WORK TO COMPLETE: All lines of the entries with "What" in them must be listed.

RECORDS SUPPLIED:
+--
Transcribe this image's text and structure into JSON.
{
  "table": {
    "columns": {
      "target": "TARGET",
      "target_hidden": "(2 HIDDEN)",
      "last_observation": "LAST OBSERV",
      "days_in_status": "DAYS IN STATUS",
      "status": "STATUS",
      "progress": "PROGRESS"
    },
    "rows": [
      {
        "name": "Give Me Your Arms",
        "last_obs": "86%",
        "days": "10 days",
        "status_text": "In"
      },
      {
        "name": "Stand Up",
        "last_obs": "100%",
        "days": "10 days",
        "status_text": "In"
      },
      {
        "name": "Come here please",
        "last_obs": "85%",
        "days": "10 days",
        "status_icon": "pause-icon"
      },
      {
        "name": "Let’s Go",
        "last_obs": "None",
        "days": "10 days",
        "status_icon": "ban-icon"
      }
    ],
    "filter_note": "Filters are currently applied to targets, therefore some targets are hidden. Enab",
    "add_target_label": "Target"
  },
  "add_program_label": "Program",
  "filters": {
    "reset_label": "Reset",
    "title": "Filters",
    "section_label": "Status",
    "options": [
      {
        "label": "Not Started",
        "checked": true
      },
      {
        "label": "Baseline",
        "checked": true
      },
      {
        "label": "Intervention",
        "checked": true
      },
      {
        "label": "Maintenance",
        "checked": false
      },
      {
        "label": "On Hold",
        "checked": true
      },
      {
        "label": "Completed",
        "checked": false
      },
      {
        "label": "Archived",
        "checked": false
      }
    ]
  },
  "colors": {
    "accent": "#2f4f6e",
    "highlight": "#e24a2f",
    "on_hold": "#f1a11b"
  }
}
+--
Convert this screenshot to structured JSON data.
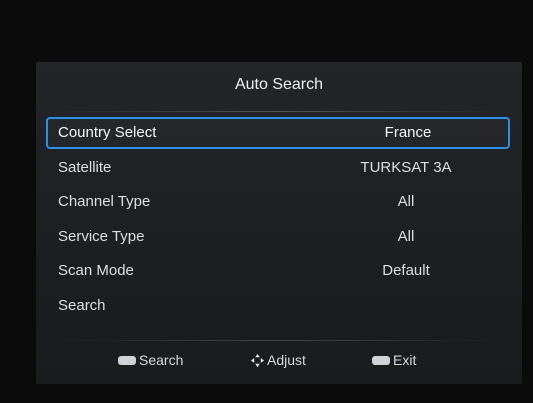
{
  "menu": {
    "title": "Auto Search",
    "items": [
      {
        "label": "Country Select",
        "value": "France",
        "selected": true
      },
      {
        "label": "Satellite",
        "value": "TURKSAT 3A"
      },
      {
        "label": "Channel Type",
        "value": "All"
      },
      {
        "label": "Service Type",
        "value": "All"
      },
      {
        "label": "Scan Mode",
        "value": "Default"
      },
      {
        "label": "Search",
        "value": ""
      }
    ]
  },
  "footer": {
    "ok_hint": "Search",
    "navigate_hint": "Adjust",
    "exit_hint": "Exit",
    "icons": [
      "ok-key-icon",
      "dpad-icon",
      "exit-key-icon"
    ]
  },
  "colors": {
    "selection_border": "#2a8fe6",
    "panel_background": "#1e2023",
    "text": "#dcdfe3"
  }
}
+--
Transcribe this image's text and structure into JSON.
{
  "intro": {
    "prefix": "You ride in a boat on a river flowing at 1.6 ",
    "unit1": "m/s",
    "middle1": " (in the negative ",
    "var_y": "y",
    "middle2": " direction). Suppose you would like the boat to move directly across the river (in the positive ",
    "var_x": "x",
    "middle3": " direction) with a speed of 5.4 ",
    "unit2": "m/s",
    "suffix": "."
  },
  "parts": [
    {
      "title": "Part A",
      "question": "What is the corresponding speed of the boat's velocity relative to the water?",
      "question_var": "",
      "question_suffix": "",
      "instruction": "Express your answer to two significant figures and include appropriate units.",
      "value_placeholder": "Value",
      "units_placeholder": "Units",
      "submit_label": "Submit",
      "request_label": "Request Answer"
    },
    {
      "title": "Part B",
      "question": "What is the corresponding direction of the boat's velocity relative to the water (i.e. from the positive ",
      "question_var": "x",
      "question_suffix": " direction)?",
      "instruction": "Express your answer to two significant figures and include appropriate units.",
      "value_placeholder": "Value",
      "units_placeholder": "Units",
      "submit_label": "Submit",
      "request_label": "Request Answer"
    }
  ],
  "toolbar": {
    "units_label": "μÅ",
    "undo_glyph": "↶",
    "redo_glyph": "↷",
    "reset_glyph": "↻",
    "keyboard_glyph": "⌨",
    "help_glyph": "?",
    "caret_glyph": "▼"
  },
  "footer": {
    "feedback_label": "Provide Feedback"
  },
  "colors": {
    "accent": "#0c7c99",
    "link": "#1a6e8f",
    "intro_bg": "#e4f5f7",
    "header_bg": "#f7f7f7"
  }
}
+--
ANSWER BOX:
      "question": "What is the corresponding speed of the boat's velocity relative to the water?",
      "question": "What is the corresponding direction of the boat's velocity relative to the water (i.e. from the positive ",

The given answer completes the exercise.